We have a buddy system at my school - the 4th grade is paired with the 4-year-old pre-kindergarten class. Each 4th grader is buddied with a preK student. Sometimes we have two 4th graders with one buddy or vice versa, depending on the numbers in the grades. We do a variety of low-key activities with the little ones, like playing on the playground together, or reading books.
Back in December the two 4th grade classes had made little counting books for the buddies. My partner and I had both signed up with Stamps Teach, part of the American Philatelic Society. As a teacher, you sign up for free and they send you lots of stamps, plus other interesting stamp things, and you can get lesson plans from their site. We have tried a few of the activities suggested, including this counting book idea. The 4th graders used the stamps to illustrate the numbers from 1 to 10. It was an excellent activity for December when attentions tend to wander! The 4th graders loved the stamps and the idea of making books for the 4-year-olds.
The books were finished, but we got busy, and it wasn't until today that we were able to go visit our little buddies to deliver and read the books. Our young buddies also things to share - they had been doing a dragon unit. Each child had made a dragon puppet from a sock and a habitat for the dragon out of a shoe box. They were all very imaginative and cute. After the books were read and the dragons and their homes admired, we all went to the playground for a bit.
We all have a lot of fun throughout the year with our buddy partners, but for me the best part is seeing my 4th graders step up and work with the little ones. Students who may be struggling in academics, kids who are the "baby" of their family, kids who act immature in the 4th grade classroom - when they get a little buddy they become patient, caring, nurturing. I have watched a squirrelly 4th grade boy work diligently and with gentleness to keep the attention of a 4-year-old boy while reading to him.
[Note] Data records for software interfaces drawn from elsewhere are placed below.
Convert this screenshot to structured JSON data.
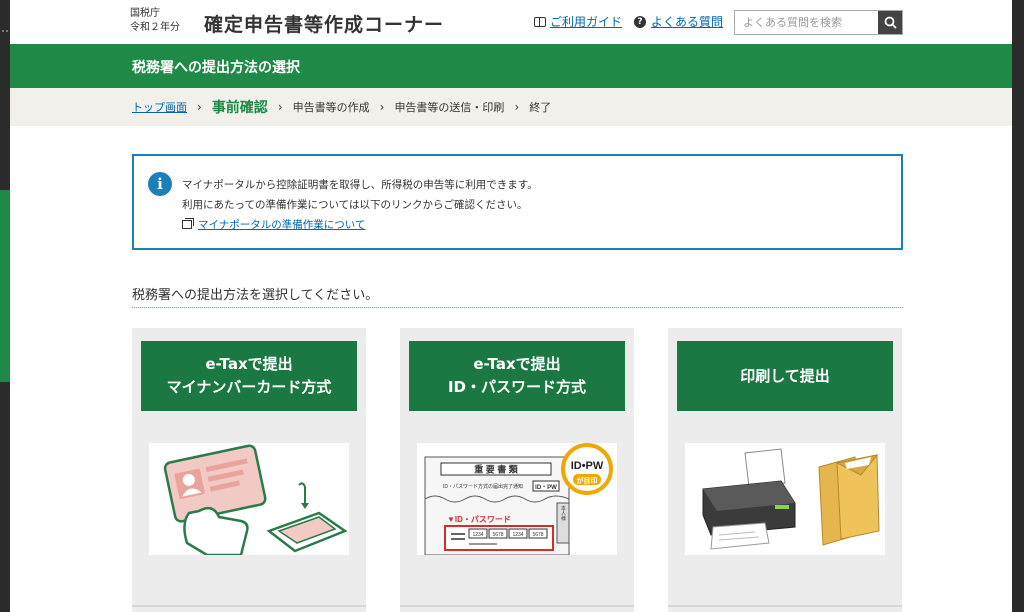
{
  "header": {
    "agency_line1": "国税庁",
    "agency_line2": "令和２年分",
    "site_title": "確定申告書等作成コーナー",
    "guide_link": "ご利用ガイド",
    "faq_link": "よくある質問",
    "search_placeholder": "よくある質問を検索",
    "icons": {
      "guide": "book-icon",
      "faq": "question-icon",
      "search": "search-icon"
    }
  },
  "page_title": "税務署への提出方法の選択",
  "breadcrumb": {
    "items": [
      "トップ画面",
      "事前確認",
      "申告書等の作成",
      "申告書等の送信・印刷",
      "終了"
    ],
    "current_index": 1
  },
  "info": {
    "line1": "マイナポータルから控除証明書を取得し、所得税の申告等に利用できます。",
    "line2": "利用にあたっての準備作業については以下のリンクからご確認ください。",
    "link": "マイナポータルの準備作業について"
  },
  "prompt": "税務署への提出方法を選択してください。",
  "options": [
    {
      "line1": "e-Taxで提出",
      "line2": "マイナンバーカード方式",
      "image": "card-reader-illustration"
    },
    {
      "line1": "e-Taxで提出",
      "line2": "ID・パスワード方式",
      "image": "id-pw-notice-illustration",
      "image_text": {
        "doc_title": "重 要 書 類",
        "doc_subtitle": "ID・パスワード方式の届出完了通知",
        "doc_tag": "ID・PW",
        "badge": "ID•PW",
        "badge_sub": "が目印",
        "red_label": "▼ID・パスワード",
        "id_blocks": [
          "1234",
          "5678",
          "1234",
          "5678"
        ],
        "side": "本人様"
      }
    },
    {
      "line1": "印刷して提出",
      "line2": "",
      "image": "printer-envelope-illustration"
    }
  ],
  "colors": {
    "green": "#1f8a48",
    "card_green": "#1b7842",
    "info_blue": "#1d7fb8",
    "link": "#0067b0"
  }
}
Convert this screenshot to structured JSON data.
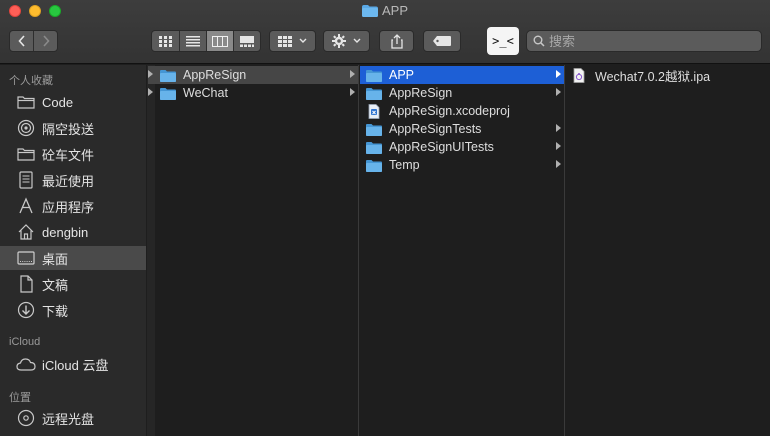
{
  "window": {
    "title": "APP"
  },
  "toolbar": {
    "back_label": "‹",
    "forward_label": "›",
    "terminal_label": ">_<",
    "search_placeholder": "搜索"
  },
  "sidebar": {
    "favorites_heading": "个人收藏",
    "favorites": [
      {
        "label": "Code",
        "icon": "folder-icon"
      },
      {
        "label": "隔空投送",
        "icon": "airdrop-icon"
      },
      {
        "label": "砼车文件",
        "icon": "folder-icon"
      },
      {
        "label": "最近使用",
        "icon": "recents-icon"
      },
      {
        "label": "应用程序",
        "icon": "applications-icon"
      },
      {
        "label": "dengbin",
        "icon": "home-icon"
      },
      {
        "label": "桌面",
        "icon": "desktop-icon",
        "selected": true
      },
      {
        "label": "文稿",
        "icon": "documents-icon"
      },
      {
        "label": "下载",
        "icon": "downloads-icon"
      }
    ],
    "icloud_heading": "iCloud",
    "icloud": [
      {
        "label": "iCloud 云盘",
        "icon": "cloud-icon"
      }
    ],
    "locations_heading": "位置",
    "locations": [
      {
        "label": "远程光盘",
        "icon": "disc-icon"
      }
    ]
  },
  "columns": [
    {
      "items": [
        {
          "name": "AppReSign",
          "kind": "folder",
          "has_children": true,
          "state": "selected-inactive"
        },
        {
          "name": "WeChat",
          "kind": "folder",
          "has_children": true
        }
      ]
    },
    {
      "items": [
        {
          "name": "APP",
          "kind": "folder",
          "has_children": true,
          "state": "selected-active"
        },
        {
          "name": "AppReSign",
          "kind": "folder",
          "has_children": true
        },
        {
          "name": "AppReSign.xcodeproj",
          "kind": "file",
          "has_children": false
        },
        {
          "name": "AppReSignTests",
          "kind": "folder",
          "has_children": true
        },
        {
          "name": "AppReSignUITests",
          "kind": "folder",
          "has_children": true
        },
        {
          "name": "Temp",
          "kind": "folder",
          "has_children": true
        }
      ]
    },
    {
      "items": [
        {
          "name": "Wechat7.0.2越狱.ipa",
          "kind": "ipa",
          "has_children": false
        }
      ]
    }
  ],
  "colors": {
    "accent": "#1d5fd6",
    "folder": "#5aa9e6"
  }
}
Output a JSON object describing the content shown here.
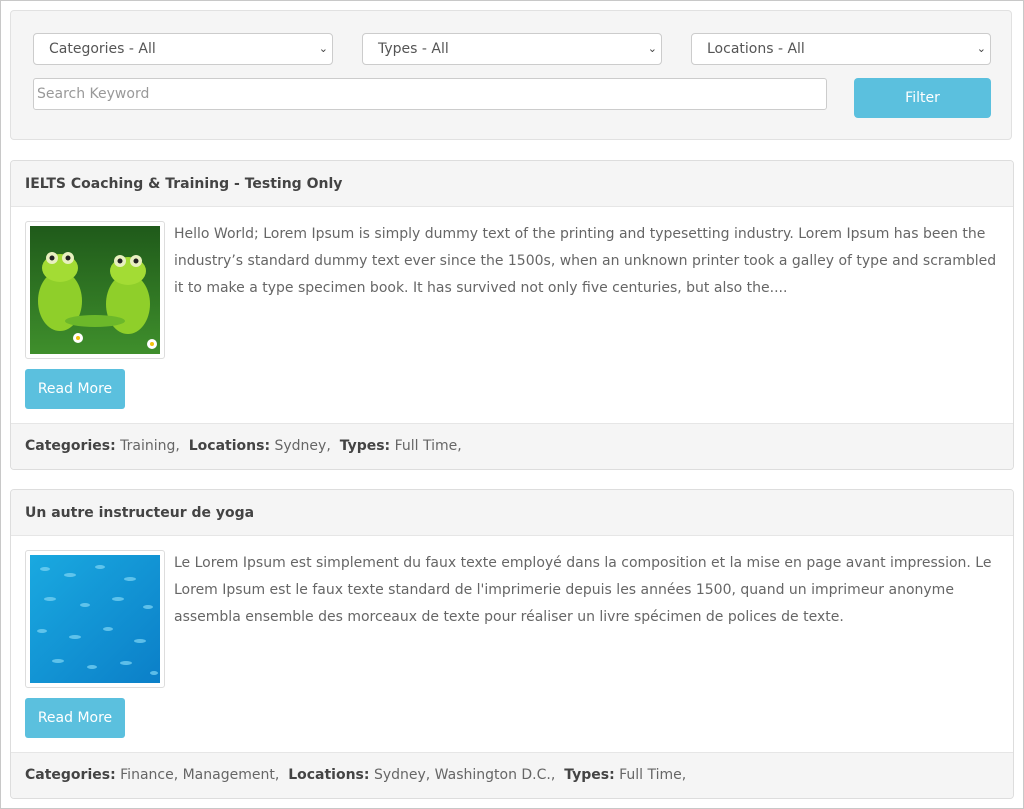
{
  "filters": {
    "categories": "Categories - All",
    "types": "Types - All",
    "locations": "Locations - All",
    "search_placeholder": "Search Keyword",
    "filter_label": "Filter"
  },
  "listings": [
    {
      "title": "IELTS Coaching & Training - Testing Only",
      "description": "Hello World; Lorem Ipsum is simply dummy text of the printing and typesetting industry. Lorem Ipsum has been the industry’s standard dummy text ever since the 1500s, when an unknown printer took a galley of type and scrambled it to make a type specimen book. It has survived not only five centuries, but also the....",
      "read_more": "Read More",
      "categories_label": "Categories:",
      "categories": "Training,",
      "locations_label": "Locations:",
      "locations": "Sydney,",
      "types_label": "Types:",
      "types": "Full Time,"
    },
    {
      "title": "Un autre instructeur de yoga",
      "description": "Le Lorem Ipsum est simplement du faux texte employé dans la composition et la mise en page avant impression. Le Lorem Ipsum est le faux texte standard de l'imprimerie depuis les années 1500, quand un imprimeur anonyme assembla ensemble des morceaux de texte pour réaliser un livre spécimen de polices de texte.",
      "read_more": "Read More",
      "categories_label": "Categories:",
      "categories": "Finance, Management,",
      "locations_label": "Locations:",
      "locations": "Sydney, Washington D.C.,",
      "types_label": "Types:",
      "types": "Full Time,"
    }
  ],
  "colors": {
    "accent": "#5bc0de",
    "panel": "#f5f5f5",
    "border": "#dddddd"
  }
}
I watch the preKs lead the older kids around the preK room, the older kids asking questions and showering attention on the little ones. It's a beautiful sight.